Hoosier history highlights for this week

INDIANAPOLIS, Ind. (ADAMS) – The state of Indiana is rich in history. Did you know the following things happened the week throughout the Hoosier state? The Indiana Department of Administration compiled a list of notable events in this week’s Hoosier History Highlights.

Indiana Quick Quiz

1. When is Flag Day?
2. How many stars were on the United States flag when Benjamin Harrison was elected President in 1888?
3. What position did Indiana Governor Thomas Marshall assume after he left the Governor’s office?

*Answers Below

JUNE 10 – JUNE 16
This Week in Indiana History

1816 In Corydon, 43 delegates gathered to write a constitution for the new state of Indiana. Jonathan Jennings was chosen as president of the committee and William Hendricks was made secretary. Both would go on to serve as governors.

1842 Former United States President Martin Van Buren visited Indianapolis. He stayed at the Palmer House Hotel and paid a visit to Governor Samuel Bigger at the Statehouse. He also attended a church service led by Rev. Henry Ward Beecher at the Second Presbyterian Church.

1865 The last Confederate prisoner of war was released from Camp Morton in Indianapolis. The camp had occupied about 30 acres in the area now known as the Herron-Morton neighborhood After the Civil War, the site was restored to its former use as the state fairgrounds. It served in that capacity until 1892 when the fair moved to its present location on East 38th Street.

1893 Antoinette Dakin Leach was granted the right to practice law by the Indiana Supreme Court. The first female attorney in the state, she spent most of her life in Sullivan, Indiana.

1909 Indiana Governor Thomas Marshall issued a proclamation urging citizens to observe Flag Day on June 14. Some Hoosier cities had been celebrating the flag on this date for many years. The holiday received national endorsement by President Woodrow Wilson in 1916.

1936 President Franklin D. Roosevelt was in Vincennes to dedicate the George Rogers Clark Memorial. Among thousands at the ceremony were First Lady Eleanor Roosevelt and Indiana Governor Paul V. McNutt. In his speech, the President noted that “events in history take on their due proportion when viewed in the light of time.”

Answers: 1. Flag Day is June 14. 2. There were 38 stars on the U.S. flag in 1888. 3. Thomas Marshall served as Vice President under Woodrow Wilson.

Governor Marshall’s Flag Day Proclamation:
“The flag of our country should recall all the valor and glory of the past; should serve as an incentive to noble deeds for and genuine devotion to the cause of constitutional liberty in the years to come.
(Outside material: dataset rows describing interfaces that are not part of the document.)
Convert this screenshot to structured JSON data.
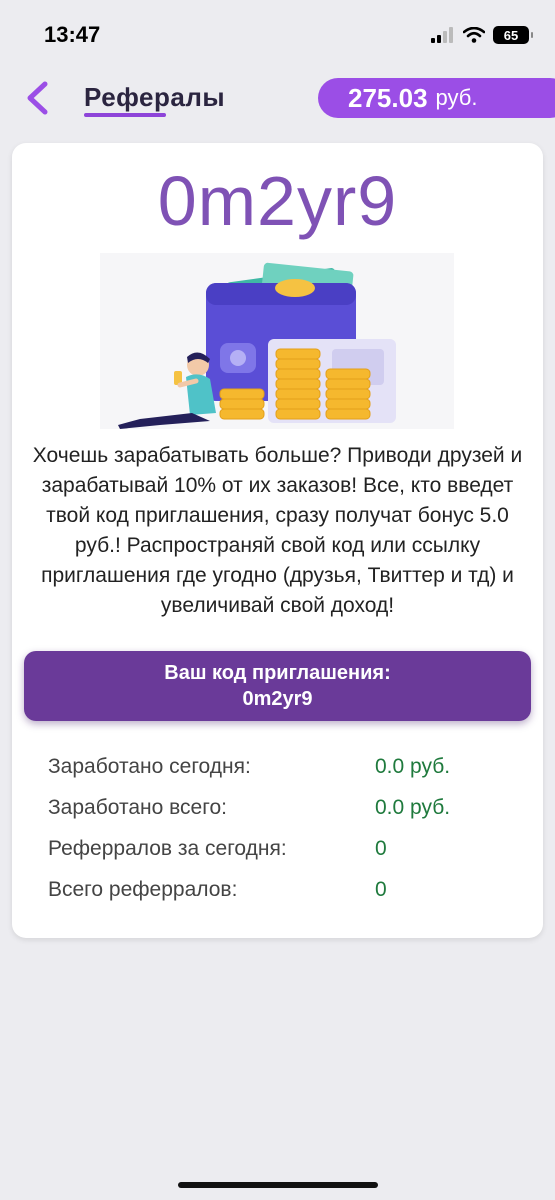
{
  "status_bar": {
    "time": "13:47",
    "battery": "65"
  },
  "header": {
    "title": "Рефералы",
    "balance_amount": "275.03",
    "balance_unit": "руб."
  },
  "card": {
    "code_display": "0m2yr9",
    "description": "Хочешь зарабатывать больше? Приводи друзей и зарабатывай 10% от их заказов! Все, кто введет твой код приглашения, сразу получат бонус 5.0 руб.! Распространяй свой код или ссылку приглашения где угодно (друзья, Твиттер и тд) и увеличивай свой доход!",
    "invite_label": "Ваш код приглашения:",
    "invite_code": "0m2yr9"
  },
  "stats": [
    {
      "label": "Заработано сегодня:",
      "value": "0.0 руб."
    },
    {
      "label": "Заработано всего:",
      "value": "0.0 руб."
    },
    {
      "label": "Реферралов за сегодня:",
      "value": "0"
    },
    {
      "label": "Всего реферралов:",
      "value": "0"
    }
  ],
  "colors": {
    "accent": "#9b4ee6",
    "code_purple": "#7f52b5",
    "invite_bg": "#6a3a99",
    "value_green": "#1f7a3d"
  }
}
It should ripple in every breeze and over every house on June 14. Its unfurling should not be an empty ceremony, but it should quicken the heartbeat, strengthen the patriotic resolution and give glad cheer and good courage to the loyal men and maidens of Indiana.”
Signed by Indiana Governor Thomas Marshall, June 11, 1909